Forty years without mental hospitals in Italy

Corrado Barbui, Davide Papola, Benedetto Saraceno

Research output: Contribution to journalArticlepeer-review

40 Citations (Scopus)
226 Downloads (Pure)


In 1978 Italy implemented Law Number 180, the reform law that blocked all new admissions to public mental hospitals. After 40years without mental hospitals, we aim at understanding the consequences of the Italian reform in terms of mental health care facility and staff availability. We compared the organization of the Italian mental health system with that of countries belonging to the Group of 7 (G7) major advanced economies. Italy has nearly 8 psychiatrists, 20 nurses, 2 social workers and less than 3 psychologists per 100,000 population, while for example in France there were 22 psychiatrists, in Japan 102 nurses, in the United States 18 social workers, and in Canada and France more than 45 psychologists per 100,000 population. In terms of inpatient facilities, no beds in mental hospitals were available in Italy, while in the other G7 countries mental hospital beds ranged from 8 in the United Kingdom to 204 in Japan per 100 000 population. In Italy there were fewer beds for acute care in general hospitals but more beds in community residential facilities than in the other G7 countries. Service use data showed variability in the provision of mental health care throughout the country. Soon after the implementation of the Italian reform the absolute number of compulsory admissions progressively declined, from more than 20,000 in 1978 to less than 9000 in 2015. Alongside the progressive decline of psychiatric beds imposed by Law 180, the age-adjusted suicide rate remained stable, ranging from 7.1/100,000 population in 1978 to 6.3/100,000 population in 2012. The population of psychiatric patients placed in Italian forensic psychiatric hospitals progressively declined. During the last 40years without mental hospitals, Italy has seen a progressive consolidation of a community-based system of mental health care. We highlighted, however, reasons for concern, including a decreasing staffing level, a potential use of community residential facilities as long-stay residential services, a still too high variability in service provision across the country, and lack of national data on physical restraints. At a national level, the resources allocated to mental health care are lower in Italy than in other high-income countries.

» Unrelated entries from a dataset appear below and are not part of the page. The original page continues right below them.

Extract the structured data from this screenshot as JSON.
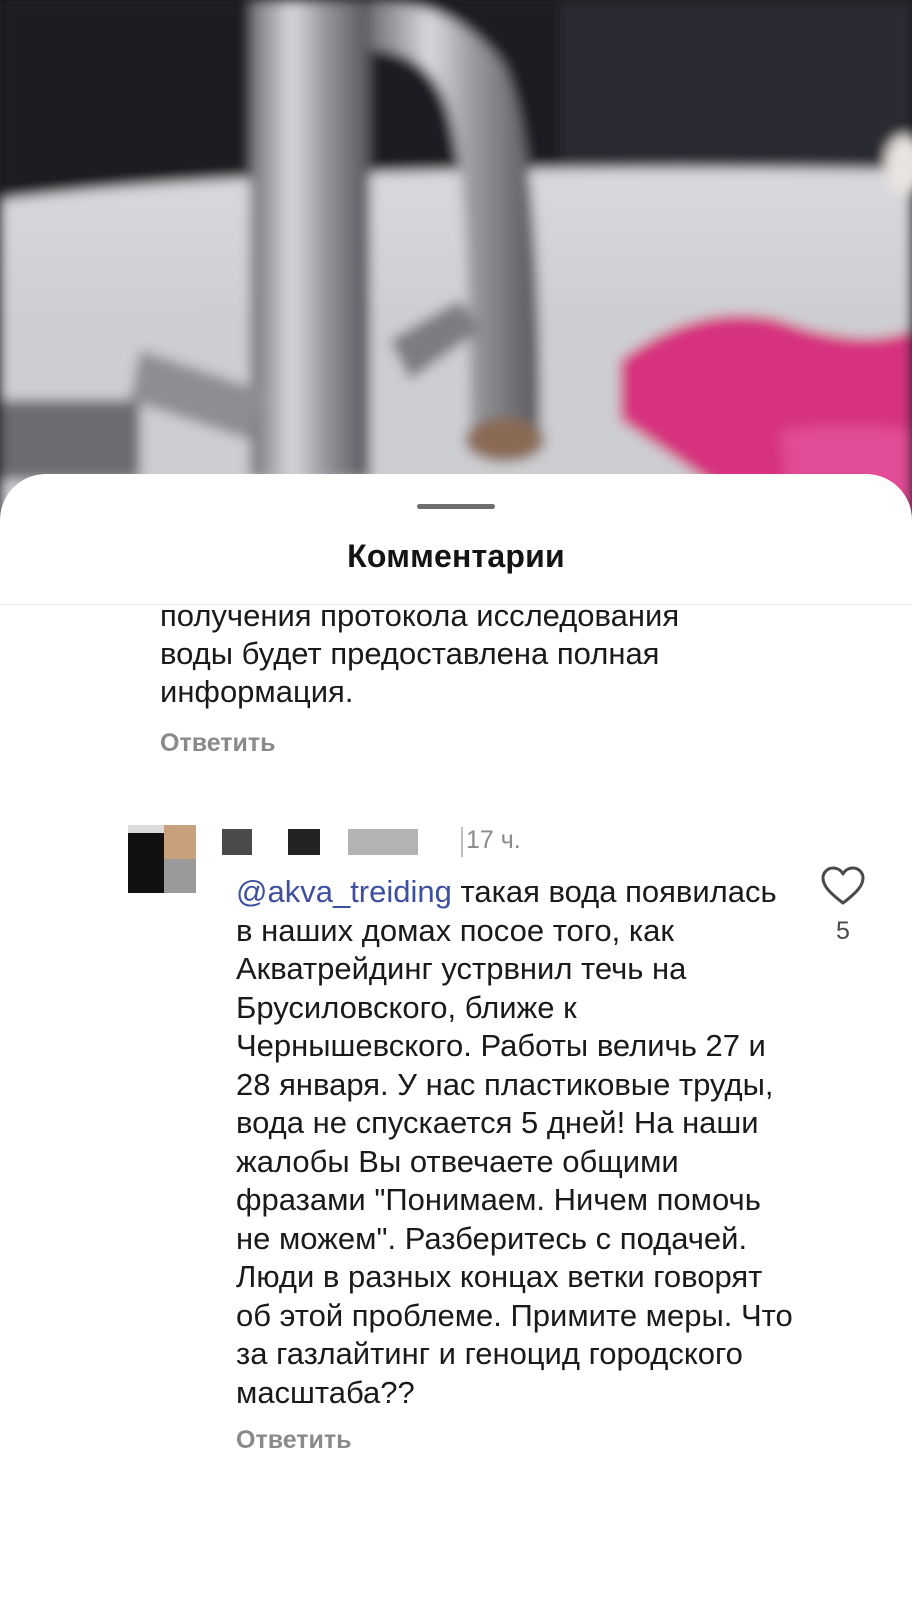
{
  "sheet": {
    "title": "Комментарии"
  },
  "comments": [
    {
      "text": "лабораторных исследований. После\nполучения протокола исследования\nводы будет предоставлена полная\nинформация.",
      "reply_label": "Ответить"
    },
    {
      "time": "17 ч.",
      "mention": "@akva_treiding",
      "text": " такая вода появилась в наших домах посое того, как Акватрейдинг устрвнил течь на Брусиловского, ближе к Чернышевского.  Работы величь 27 и 28 января.  У нас пластиковые труды, вода не спускается  5 дней!  На наши жалобы Вы отвечаете общими фразами \"Понимаем. Ничем помочь не можем\". Разберитесь с подачей. Люди в разных концах ветки говорят об этой проблеме. Примите меры. Что за газлайтинг и геноцид городского масштаба??",
      "reply_label": "Ответить",
      "likes": "5"
    }
  ],
  "icons": {
    "like": "heart-outline-icon"
  },
  "colors": {
    "mention": "#3d4f9e",
    "secondary_text": "#8a8a8a",
    "primary_text": "#1a1a1a"
  }
}
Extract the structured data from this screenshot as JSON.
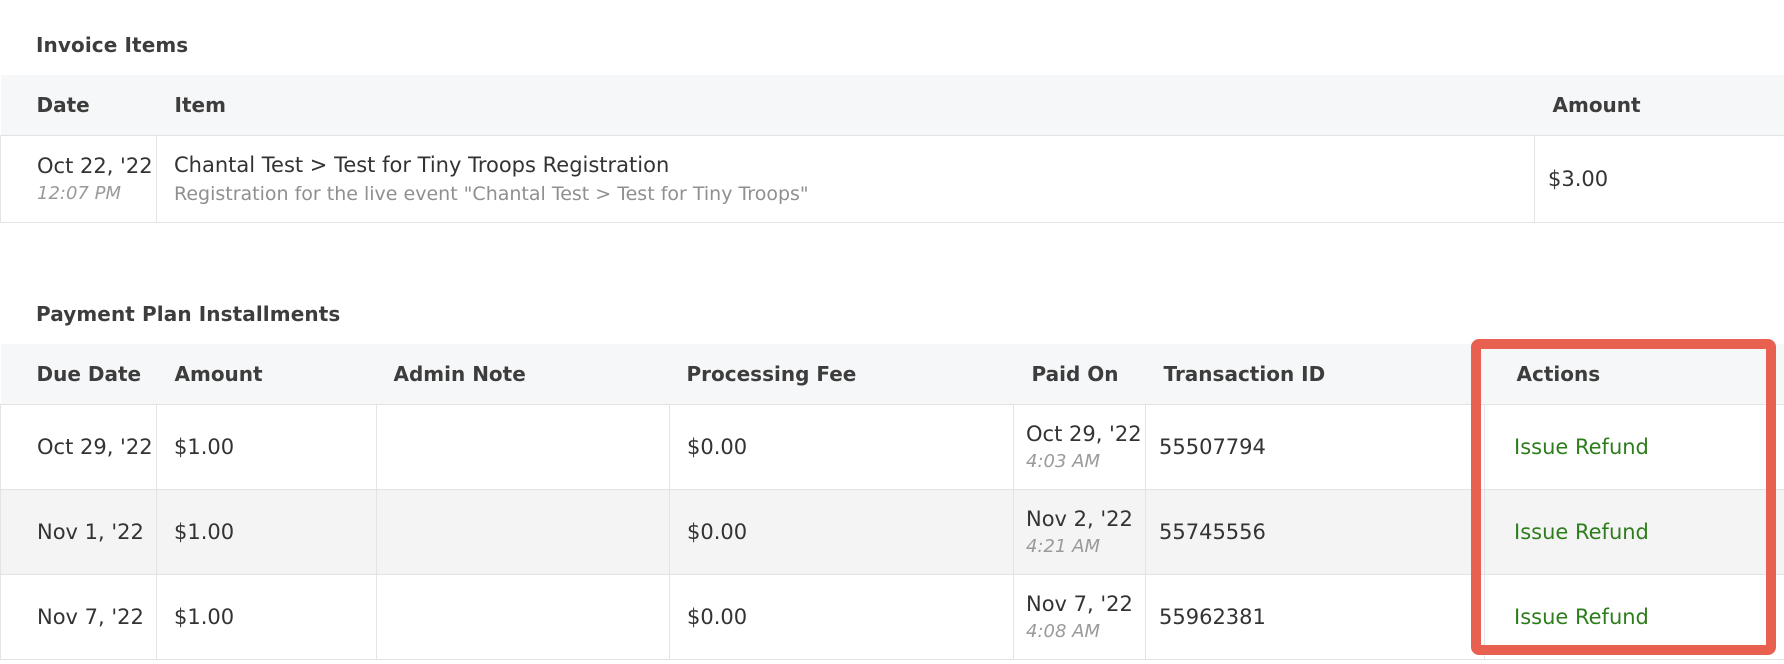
{
  "invoice_items": {
    "title": "Invoice Items",
    "columns": [
      "Date",
      "Item",
      "Amount"
    ],
    "rows": [
      {
        "date": "Oct 22, '22",
        "time": "12:07 PM",
        "item": "Chantal Test > Test for Tiny Troops Registration",
        "description": "Registration for the live event \"Chantal Test > Test for Tiny Troops\"",
        "amount": "$3.00"
      }
    ]
  },
  "installments": {
    "title": "Payment Plan Installments",
    "columns": [
      "Due Date",
      "Amount",
      "Admin Note",
      "Processing Fee",
      "Paid On",
      "Transaction ID",
      "Actions"
    ],
    "rows": [
      {
        "due_date": "Oct 29, '22",
        "amount": "$1.00",
        "admin_note": "",
        "processing_fee": "$0.00",
        "paid_on": "Oct 29, '22",
        "paid_time": "4:03 AM",
        "transaction_id": "55507794",
        "action": "Issue Refund"
      },
      {
        "due_date": "Nov 1, '22",
        "amount": "$1.00",
        "admin_note": "",
        "processing_fee": "$0.00",
        "paid_on": "Nov 2, '22",
        "paid_time": "4:21 AM",
        "transaction_id": "55745556",
        "action": "Issue Refund"
      },
      {
        "due_date": "Nov 7, '22",
        "amount": "$1.00",
        "admin_note": "",
        "processing_fee": "$0.00",
        "paid_on": "Nov 7, '22",
        "paid_time": "4:08 AM",
        "transaction_id": "55962381",
        "action": "Issue Refund"
      }
    ]
  },
  "colors": {
    "action_link": "#2e7d1c",
    "highlight": "#e8604f",
    "header_bg": "#f6f7f8"
  }
}
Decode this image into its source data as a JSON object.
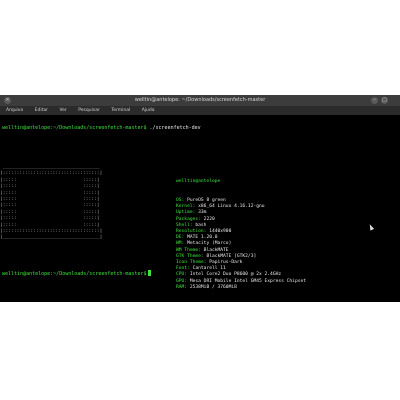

Original languageEnglish
Article number43
JournalInternational Journal of Mental Health Systems
Issue number1
Publication statusPublished - 31 Jul 2018


  • Community care
  • Italy
  • Mental health
  • Reform law 180


Dive into the research topics of 'Forty years without mental hospitals in Italy'. Together they form a unique fingerprint.

Cite this